Benjamin Fortitude precharged rifle: Part 1

by Tom Gaylord
Writing as B.B. Pelletier

Benjamin Fortitude
The Benjamin Fortitude precharged air rifle.

This report covers:

  • Price-point PCP
  • Not a Marauder!
  • Description
  • Stock
  • Shrouded barrel
  • Free-floated barrel
  • Regulator
  • Impressive!
  • Conclusions

Today we begin our look at yet another price-point PCP — the Benjamin Fortitude. Unlike the Umarex Gauntlet that was the first price-point PCP to be announced, and then suffered early launch jitters, the Fortitude stayed under wraps until the airgun company formerly known as Crosman decided it was ready.

Price-point PCP

What is a price-point PCP? An argument could be made that the Benjamin Discovery was the first one, though if you go down that path you will soon turn up a crowd of similarly low-priced PCPs. We have looked at several of them over the years. But they are not what I am calling price-point PCPs. Those airguns are fine, basic airguns. A price-point PCP is a precharged pneumatic that offers features formerly found only on guns costing many times the penny-under-$300 that the market has decided to make the line in the sand. In short, a price-point PCP (PPP) is one that gives a lot of value for the price. read more

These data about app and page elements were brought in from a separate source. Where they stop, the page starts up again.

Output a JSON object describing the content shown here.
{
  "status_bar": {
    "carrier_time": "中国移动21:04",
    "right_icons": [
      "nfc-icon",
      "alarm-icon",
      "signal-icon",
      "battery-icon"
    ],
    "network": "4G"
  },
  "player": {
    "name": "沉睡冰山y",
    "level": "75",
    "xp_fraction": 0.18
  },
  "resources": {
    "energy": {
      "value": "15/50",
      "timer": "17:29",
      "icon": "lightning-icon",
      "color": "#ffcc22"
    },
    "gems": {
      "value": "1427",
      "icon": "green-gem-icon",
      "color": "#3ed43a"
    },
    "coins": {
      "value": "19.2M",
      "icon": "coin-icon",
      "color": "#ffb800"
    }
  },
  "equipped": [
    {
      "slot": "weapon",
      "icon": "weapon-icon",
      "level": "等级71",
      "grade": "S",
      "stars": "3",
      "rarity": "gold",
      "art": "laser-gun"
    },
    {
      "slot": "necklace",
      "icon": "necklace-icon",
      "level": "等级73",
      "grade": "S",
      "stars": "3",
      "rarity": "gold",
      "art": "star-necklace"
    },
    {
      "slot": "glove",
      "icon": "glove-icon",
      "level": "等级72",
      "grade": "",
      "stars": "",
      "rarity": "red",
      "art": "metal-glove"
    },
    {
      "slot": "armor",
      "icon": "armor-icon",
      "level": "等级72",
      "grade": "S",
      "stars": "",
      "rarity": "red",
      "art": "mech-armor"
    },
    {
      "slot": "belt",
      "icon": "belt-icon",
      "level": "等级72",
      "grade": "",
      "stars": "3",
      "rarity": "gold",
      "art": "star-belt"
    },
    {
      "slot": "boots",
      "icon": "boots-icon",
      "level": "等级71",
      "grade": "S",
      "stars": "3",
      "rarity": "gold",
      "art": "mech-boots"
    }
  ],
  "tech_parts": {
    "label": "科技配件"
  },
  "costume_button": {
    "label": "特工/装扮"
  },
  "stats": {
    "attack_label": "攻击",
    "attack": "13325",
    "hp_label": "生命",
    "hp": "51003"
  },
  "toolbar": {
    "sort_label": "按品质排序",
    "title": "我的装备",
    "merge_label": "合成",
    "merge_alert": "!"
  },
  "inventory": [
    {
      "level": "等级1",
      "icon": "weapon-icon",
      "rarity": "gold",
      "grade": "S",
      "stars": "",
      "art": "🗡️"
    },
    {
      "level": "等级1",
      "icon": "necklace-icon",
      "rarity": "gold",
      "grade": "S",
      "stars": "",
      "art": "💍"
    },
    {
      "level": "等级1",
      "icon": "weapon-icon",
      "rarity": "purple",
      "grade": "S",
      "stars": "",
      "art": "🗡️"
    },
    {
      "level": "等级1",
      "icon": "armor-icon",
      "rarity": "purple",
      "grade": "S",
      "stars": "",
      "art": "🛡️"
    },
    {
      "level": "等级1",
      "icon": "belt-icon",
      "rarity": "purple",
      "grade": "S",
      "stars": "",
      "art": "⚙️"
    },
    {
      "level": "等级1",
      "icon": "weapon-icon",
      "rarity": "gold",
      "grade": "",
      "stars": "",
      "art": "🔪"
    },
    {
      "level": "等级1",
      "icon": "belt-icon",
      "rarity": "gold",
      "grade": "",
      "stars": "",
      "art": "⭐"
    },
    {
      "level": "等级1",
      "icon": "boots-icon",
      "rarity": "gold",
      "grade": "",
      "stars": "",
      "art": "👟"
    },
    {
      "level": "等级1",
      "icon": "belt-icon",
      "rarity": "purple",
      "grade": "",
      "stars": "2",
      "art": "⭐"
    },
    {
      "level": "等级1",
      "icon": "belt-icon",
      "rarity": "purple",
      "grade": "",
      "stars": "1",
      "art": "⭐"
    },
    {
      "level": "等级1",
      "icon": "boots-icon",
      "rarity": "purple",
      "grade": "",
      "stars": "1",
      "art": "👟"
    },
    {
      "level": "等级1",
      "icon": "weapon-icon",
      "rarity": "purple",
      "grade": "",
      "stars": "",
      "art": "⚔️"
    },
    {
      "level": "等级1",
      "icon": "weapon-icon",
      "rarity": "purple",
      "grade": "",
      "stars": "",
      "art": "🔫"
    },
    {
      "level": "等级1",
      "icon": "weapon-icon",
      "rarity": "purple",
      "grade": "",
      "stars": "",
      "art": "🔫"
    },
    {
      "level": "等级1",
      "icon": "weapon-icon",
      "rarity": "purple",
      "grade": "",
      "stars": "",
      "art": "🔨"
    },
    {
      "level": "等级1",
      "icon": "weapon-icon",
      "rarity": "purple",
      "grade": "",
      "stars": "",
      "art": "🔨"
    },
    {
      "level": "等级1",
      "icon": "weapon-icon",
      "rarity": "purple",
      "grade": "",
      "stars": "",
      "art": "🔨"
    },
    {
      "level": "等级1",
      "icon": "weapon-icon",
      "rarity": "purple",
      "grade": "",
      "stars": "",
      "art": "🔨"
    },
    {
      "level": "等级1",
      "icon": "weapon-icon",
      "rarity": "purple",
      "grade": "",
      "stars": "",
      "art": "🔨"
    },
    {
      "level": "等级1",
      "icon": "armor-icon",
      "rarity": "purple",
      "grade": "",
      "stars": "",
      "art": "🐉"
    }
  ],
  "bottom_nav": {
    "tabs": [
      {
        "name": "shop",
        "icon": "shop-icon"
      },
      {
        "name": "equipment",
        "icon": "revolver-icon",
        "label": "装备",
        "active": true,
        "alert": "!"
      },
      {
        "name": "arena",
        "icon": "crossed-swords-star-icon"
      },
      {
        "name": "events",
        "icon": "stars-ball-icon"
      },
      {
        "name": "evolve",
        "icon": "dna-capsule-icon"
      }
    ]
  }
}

Diana Chaser air pistol: Part 3

by Tom Gaylord
Writing as B.B. Pelletier

Part 1
Part 2

Diana Chaser air pistol
The Diana Chaser is a new CO2 pistol.

This report covers:

  • The test
  • Qiang Yuan Match pellets
  • Adjusted the sights
  • JSB Exact RS
  • Pellets jamming
  • Trigger pull changed
  • Sig Match Ballistic Alloy
  • RWS Superdome
  • The magazine
  • Open sights visible?
  • RWS Superdomes through the magazine
  • Discussion
  • Surprise!

Today is accuracy day for the Diana Chaser air pistol. I threw in some extra tests just for fun. This should be interesting, so let’s go!

The test

I shot off a sandbag rest at 10 meters. I used the single shot tray for the first 4 groups, then switched to the magazine for the final group. There were some interesting results that I couldn’t have predicted.

Qiang Yuan Match pellets

I shot the first group with Qiang Yuan Match pellets. No particular reason for that, other than I had them ready. They hit the target low and to the left, but I left the sights where they were and shot all 10 pellets. They landed in a group that measures 1.052-inches between centers. This was larger than I had hoped for the Chaser. read more